══ Entries supplied

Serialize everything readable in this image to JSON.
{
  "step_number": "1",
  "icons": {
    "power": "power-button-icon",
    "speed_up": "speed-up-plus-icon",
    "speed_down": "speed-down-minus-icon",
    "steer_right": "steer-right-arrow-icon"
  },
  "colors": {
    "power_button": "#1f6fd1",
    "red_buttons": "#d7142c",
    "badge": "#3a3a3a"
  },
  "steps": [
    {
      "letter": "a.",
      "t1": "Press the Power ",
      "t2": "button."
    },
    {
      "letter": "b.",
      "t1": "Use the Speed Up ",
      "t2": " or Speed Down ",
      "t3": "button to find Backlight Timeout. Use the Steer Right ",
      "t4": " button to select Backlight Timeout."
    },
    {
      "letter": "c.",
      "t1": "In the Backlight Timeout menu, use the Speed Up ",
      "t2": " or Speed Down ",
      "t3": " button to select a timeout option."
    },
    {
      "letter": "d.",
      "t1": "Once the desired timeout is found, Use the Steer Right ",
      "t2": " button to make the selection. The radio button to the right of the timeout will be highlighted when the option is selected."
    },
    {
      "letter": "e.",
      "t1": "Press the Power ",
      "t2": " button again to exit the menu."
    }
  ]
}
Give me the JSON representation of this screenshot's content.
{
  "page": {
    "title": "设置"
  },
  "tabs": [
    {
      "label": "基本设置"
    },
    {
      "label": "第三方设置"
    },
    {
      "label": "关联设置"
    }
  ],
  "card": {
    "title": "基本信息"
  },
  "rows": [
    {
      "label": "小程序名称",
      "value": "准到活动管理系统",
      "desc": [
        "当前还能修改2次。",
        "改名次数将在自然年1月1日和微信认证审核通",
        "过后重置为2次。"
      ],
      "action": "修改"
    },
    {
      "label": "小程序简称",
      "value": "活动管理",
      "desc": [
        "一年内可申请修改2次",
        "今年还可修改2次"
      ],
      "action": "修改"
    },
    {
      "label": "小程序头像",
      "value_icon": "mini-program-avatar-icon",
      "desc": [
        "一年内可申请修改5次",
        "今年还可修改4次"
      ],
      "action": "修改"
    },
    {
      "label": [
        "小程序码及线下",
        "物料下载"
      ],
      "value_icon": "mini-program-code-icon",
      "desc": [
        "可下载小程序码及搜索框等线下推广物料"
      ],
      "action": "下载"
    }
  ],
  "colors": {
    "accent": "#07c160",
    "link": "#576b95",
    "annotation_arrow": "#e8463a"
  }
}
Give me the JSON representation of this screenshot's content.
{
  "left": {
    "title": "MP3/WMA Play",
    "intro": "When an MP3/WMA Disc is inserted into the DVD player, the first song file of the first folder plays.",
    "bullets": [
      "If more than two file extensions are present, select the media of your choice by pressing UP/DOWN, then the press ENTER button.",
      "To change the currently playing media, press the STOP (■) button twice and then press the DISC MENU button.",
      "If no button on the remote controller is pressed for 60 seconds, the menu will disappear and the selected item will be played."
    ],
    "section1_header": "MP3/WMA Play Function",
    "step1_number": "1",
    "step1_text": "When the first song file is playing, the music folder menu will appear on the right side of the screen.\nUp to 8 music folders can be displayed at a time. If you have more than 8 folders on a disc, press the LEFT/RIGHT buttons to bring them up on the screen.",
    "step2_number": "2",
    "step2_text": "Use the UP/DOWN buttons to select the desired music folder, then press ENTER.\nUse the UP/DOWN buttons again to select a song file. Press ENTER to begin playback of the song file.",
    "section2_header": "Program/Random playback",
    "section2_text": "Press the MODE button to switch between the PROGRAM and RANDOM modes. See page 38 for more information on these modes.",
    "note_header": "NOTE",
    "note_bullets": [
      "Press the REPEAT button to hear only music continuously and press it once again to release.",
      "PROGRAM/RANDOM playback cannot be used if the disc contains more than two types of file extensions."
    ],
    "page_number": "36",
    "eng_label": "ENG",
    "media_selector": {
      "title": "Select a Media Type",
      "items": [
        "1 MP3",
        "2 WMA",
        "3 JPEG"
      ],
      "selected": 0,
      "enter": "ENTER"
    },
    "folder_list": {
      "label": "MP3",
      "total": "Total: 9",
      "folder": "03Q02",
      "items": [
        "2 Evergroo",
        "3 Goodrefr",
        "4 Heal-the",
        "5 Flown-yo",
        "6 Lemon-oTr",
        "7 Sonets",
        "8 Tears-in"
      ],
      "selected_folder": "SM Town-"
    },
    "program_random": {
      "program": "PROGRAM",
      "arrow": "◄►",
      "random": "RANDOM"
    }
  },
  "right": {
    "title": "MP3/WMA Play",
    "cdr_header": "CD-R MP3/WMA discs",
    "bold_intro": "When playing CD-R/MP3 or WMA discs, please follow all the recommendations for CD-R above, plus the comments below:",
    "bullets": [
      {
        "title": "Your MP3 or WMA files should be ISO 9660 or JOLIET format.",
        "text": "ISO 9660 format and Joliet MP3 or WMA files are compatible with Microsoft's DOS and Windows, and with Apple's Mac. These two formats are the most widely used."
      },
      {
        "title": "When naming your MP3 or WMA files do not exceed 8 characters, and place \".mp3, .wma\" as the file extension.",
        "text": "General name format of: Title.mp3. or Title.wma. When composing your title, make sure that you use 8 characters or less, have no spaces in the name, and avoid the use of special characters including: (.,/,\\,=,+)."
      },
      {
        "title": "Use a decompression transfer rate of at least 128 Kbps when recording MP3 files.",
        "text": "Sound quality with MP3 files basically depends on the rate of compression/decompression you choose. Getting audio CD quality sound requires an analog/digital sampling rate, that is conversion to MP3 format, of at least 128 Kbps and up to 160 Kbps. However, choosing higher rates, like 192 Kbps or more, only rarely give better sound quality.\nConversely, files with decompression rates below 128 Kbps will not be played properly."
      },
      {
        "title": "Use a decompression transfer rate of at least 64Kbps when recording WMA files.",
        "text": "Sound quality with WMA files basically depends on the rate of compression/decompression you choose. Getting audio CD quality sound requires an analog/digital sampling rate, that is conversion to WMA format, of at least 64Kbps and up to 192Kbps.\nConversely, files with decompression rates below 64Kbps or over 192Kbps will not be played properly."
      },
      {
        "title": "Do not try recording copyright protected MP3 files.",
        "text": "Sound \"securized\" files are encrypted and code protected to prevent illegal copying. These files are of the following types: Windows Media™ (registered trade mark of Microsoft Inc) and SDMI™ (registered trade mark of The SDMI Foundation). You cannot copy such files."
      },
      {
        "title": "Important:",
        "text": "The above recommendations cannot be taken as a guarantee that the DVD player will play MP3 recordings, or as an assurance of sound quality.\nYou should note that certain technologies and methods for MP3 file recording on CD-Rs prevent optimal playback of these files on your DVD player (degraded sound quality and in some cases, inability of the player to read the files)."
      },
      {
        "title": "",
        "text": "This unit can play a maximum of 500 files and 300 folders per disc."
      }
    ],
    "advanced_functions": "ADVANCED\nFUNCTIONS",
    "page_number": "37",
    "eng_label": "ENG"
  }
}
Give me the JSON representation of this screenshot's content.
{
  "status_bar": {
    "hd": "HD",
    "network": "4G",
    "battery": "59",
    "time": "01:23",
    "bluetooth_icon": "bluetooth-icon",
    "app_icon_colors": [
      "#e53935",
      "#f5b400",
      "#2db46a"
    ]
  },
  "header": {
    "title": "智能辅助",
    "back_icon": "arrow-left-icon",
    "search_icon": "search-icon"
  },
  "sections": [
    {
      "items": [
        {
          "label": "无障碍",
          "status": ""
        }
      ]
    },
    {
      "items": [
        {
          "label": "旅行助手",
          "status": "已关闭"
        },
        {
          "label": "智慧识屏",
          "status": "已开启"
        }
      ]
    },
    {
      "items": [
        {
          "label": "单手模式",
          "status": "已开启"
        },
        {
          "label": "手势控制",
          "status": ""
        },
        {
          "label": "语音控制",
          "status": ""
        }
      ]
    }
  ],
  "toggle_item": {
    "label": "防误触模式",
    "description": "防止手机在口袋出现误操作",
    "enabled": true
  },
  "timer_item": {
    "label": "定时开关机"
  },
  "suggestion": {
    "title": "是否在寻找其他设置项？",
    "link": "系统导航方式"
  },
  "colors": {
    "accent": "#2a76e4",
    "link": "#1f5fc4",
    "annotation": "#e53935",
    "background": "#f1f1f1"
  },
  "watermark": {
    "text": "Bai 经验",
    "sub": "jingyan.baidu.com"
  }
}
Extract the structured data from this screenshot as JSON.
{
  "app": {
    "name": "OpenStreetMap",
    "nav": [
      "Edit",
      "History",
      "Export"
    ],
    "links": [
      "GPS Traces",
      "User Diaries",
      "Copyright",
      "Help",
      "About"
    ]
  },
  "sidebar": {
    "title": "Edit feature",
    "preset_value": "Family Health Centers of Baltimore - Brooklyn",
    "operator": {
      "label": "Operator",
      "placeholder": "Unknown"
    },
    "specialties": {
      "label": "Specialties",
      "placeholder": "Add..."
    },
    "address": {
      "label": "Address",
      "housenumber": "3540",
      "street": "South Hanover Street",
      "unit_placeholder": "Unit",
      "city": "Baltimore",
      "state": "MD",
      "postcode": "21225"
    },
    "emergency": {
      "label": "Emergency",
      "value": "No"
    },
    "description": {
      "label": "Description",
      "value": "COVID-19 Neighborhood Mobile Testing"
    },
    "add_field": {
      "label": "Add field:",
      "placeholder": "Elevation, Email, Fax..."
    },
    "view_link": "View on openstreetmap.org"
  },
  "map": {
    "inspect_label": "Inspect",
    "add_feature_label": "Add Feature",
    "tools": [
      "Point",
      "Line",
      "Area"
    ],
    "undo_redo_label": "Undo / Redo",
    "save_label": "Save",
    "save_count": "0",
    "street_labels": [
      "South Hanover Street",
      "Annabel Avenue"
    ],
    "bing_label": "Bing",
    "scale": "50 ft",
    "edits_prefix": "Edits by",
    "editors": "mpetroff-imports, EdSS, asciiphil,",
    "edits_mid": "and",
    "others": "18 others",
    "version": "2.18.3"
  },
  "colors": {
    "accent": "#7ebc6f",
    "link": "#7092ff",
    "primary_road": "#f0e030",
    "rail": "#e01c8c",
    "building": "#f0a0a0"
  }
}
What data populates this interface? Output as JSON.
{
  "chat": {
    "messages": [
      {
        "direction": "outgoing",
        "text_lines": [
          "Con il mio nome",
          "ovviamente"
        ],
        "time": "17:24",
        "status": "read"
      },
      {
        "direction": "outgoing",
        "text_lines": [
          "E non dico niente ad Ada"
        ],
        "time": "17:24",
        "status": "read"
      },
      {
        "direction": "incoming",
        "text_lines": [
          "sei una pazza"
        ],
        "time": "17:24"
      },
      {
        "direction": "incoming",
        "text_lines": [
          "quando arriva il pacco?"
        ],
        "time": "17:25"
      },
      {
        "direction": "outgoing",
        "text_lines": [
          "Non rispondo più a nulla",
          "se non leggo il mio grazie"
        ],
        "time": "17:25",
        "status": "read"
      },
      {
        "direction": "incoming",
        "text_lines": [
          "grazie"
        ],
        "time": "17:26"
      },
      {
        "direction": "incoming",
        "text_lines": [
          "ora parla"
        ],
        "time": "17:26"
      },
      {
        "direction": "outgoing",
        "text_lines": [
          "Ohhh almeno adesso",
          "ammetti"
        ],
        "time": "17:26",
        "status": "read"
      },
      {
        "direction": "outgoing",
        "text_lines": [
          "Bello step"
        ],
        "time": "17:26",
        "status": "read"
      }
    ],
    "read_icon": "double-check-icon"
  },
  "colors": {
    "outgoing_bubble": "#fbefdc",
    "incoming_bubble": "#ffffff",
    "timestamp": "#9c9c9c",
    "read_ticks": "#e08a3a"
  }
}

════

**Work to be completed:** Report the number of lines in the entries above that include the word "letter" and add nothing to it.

**Exercise solution:** 5